*Task instructions*:
Every record here needs to be written out again exactly.

*Dataset entries*:
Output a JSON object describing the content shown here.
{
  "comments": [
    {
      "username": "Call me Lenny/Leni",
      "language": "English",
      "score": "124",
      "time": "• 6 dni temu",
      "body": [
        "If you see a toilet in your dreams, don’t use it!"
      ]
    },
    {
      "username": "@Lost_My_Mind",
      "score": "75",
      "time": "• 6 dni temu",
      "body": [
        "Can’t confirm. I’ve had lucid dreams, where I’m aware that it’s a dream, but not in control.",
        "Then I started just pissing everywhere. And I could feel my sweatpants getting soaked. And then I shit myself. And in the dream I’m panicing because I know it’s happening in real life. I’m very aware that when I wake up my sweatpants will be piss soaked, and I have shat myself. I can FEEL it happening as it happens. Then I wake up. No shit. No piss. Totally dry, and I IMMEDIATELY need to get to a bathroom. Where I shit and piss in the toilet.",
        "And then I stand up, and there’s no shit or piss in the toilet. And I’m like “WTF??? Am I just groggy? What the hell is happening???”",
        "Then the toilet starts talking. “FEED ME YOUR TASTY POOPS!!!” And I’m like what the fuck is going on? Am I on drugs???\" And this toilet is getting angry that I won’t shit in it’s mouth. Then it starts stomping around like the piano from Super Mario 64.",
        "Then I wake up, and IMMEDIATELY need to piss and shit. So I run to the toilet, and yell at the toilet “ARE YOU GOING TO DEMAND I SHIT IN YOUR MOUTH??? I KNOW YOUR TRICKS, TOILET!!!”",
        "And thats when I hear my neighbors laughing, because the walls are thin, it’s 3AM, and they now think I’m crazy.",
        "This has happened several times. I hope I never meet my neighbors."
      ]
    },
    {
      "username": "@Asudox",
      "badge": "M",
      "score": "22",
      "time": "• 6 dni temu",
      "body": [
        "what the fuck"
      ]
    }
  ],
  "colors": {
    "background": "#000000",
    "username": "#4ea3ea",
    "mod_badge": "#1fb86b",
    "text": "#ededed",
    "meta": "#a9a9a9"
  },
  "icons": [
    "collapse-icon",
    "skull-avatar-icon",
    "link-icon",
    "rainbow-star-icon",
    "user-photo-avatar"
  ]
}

*Result of the task*:
Output a JSON object describing the content shown here.
{
  "comments": [
    {
      "username": "Call me Lenny/Leni",
      "language": "English",
      "score": "124",
      "time": "• 6 dni temu",
      "body": [
        "If you see a toilet in your dreams, don’t use it!"
      ]
    },
    {
      "username": "@Lost_My_Mind",
      "score": "75",
      "time": "• 6 dni temu",
      "body": [
        "Can’t confirm. I’ve had lucid dreams, where I’m aware that it’s a dream, but not in control.",
        "Then I started just pissing everywhere. And I could feel my sweatpants getting soaked. And then I shit myself. And in the dream I’m panicing because I know it’s happening in real life. I’m very aware that when I wake up my sweatpants will be piss soaked, and I have shat myself. I can FEEL it happening as it happens. Then I wake up. No shit. No piss. Totally dry, and I IMMEDIATELY need to get to a bathroom. Where I shit and piss in the toilet.",
        "And then I stand up, and there’s no shit or piss in the toilet. And I’m like “WTF??? Am I just groggy? What the hell is happening???”",
        "Then the toilet starts talking. “FEED ME YOUR TASTY POOPS!!!” And I’m like what the fuck is going on? Am I on drugs???\" And this toilet is getting angry that I won’t shit in it’s mouth. Then it starts stomping around like the piano from Super Mario 64.",
        "Then I wake up, and IMMEDIATELY need to piss and shit. So I run to the toilet, and yell at the toilet “ARE YOU GOING TO DEMAND I SHIT IN YOUR MOUTH??? I KNOW YOUR TRICKS, TOILET!!!”",
        "And thats when I hear my neighbors laughing, because the walls are thin, it’s 3AM, and they now think I’m crazy.",
        "This has happened several times. I hope I never meet my neighbors."
      ]
    },
    {
      "username": "@Asudox",
      "badge": "M",
      "score": "22",
      "time": "• 6 dni temu",
      "body": [
        "what the fuck"
      ]
    }
  ],
  "colors": {
    "background": "#000000",
    "username": "#4ea3ea",
    "mod_badge": "#1fb86b",
    "text": "#ededed",
    "meta": "#a9a9a9"
  },
  "icons": [
    "collapse-icon",
    "skull-avatar-icon",
    "link-icon",
    "rainbow-star-icon",
    "user-photo-avatar"
  ]
}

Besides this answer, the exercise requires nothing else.